[Page and application data records]
+---+
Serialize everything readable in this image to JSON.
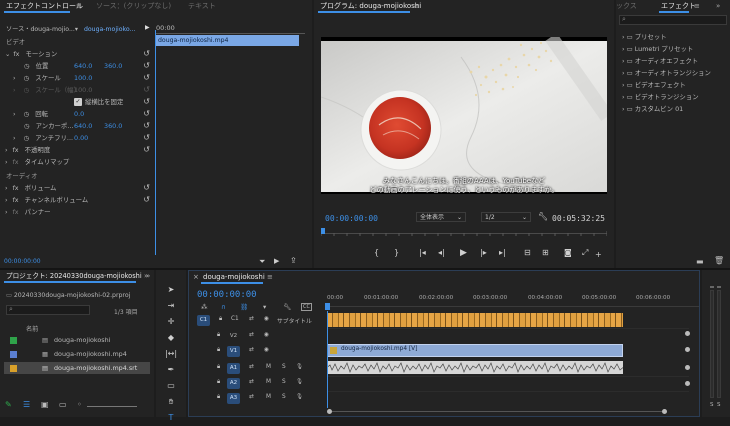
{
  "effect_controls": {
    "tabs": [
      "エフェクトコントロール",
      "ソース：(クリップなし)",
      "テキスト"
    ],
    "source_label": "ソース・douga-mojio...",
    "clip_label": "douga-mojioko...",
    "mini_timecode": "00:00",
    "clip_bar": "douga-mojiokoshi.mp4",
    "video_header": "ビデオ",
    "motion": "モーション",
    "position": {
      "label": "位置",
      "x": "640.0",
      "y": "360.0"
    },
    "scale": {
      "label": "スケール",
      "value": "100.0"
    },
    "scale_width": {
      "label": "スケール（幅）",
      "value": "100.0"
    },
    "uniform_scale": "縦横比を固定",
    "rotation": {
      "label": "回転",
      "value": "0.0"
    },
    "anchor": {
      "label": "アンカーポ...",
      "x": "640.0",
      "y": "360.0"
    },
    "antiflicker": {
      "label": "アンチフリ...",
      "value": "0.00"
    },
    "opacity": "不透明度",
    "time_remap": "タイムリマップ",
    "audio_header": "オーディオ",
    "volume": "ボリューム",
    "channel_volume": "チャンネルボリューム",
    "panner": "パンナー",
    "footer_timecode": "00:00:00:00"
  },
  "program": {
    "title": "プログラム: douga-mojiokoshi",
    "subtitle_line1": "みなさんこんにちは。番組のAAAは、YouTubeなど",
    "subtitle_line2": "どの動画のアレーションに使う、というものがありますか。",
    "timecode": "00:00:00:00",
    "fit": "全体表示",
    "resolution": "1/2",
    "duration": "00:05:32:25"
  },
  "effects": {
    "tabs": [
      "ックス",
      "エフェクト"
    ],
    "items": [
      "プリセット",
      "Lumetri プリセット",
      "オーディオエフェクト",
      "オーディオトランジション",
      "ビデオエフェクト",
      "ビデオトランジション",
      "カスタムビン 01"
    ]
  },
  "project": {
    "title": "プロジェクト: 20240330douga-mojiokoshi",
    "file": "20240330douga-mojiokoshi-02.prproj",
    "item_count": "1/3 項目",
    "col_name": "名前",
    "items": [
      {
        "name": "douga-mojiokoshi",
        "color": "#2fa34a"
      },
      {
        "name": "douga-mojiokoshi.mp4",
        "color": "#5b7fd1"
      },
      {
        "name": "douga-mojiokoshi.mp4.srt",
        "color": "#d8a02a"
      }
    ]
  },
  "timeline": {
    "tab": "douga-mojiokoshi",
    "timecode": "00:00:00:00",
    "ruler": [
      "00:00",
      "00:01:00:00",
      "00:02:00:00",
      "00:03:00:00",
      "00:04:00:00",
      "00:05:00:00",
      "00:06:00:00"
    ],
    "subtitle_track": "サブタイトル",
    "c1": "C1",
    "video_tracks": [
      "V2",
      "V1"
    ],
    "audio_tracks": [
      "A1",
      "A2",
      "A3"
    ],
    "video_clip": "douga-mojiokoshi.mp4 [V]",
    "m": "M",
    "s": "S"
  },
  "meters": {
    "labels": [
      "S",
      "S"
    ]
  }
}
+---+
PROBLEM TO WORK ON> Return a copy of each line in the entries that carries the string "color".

RESPONSE TO THIS TASK>
        "color": "#2fa34a"
        "color": "#5b7fd1"
        "color": "#d8a02a"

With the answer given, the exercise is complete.